◆ **MATERIAL TO PROCESS**
○ ○ ○ ○ ○

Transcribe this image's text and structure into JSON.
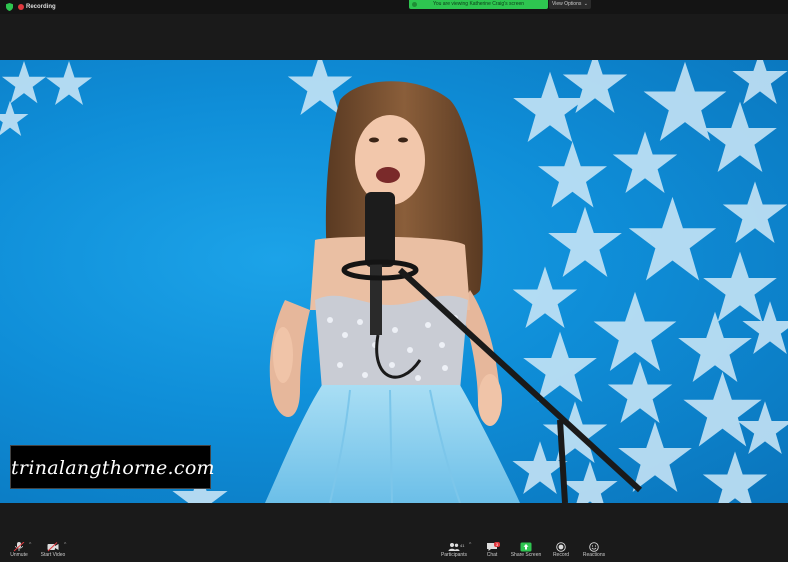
{
  "topbar": {
    "recording_label": "Recording",
    "share_banner": "You are viewing Katherine Craig's screen",
    "view_options": "View Options"
  },
  "video": {
    "watermark": "trinalangthorne.com"
  },
  "toolbar": {
    "unmute": "Unmute",
    "start_video": "Start Video",
    "participants": "Participants",
    "participants_count": "41",
    "chat": "Chat",
    "chat_badge": "3",
    "share_screen": "Share Screen",
    "record": "Record",
    "reactions": "Reactions"
  },
  "colors": {
    "recording": "#e0383e",
    "share_banner": "#2ec550",
    "share_screen_icon": "#2ec550",
    "backdrop_blue": "#0f8ed8",
    "dress_blue": "#8fd0ef"
  },
  "icons": [
    "shield-icon",
    "recording-dot-icon",
    "microphone-muted-icon",
    "video-camera-off-icon",
    "participants-icon",
    "chat-icon",
    "share-screen-icon",
    "record-icon",
    "reactions-icon",
    "chevron-down-icon"
  ]
}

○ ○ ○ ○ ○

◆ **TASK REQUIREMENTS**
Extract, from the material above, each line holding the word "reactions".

◆ **RESULT OF THIS TASK**
    "reactions": "Reactions"
    "reactions-icon",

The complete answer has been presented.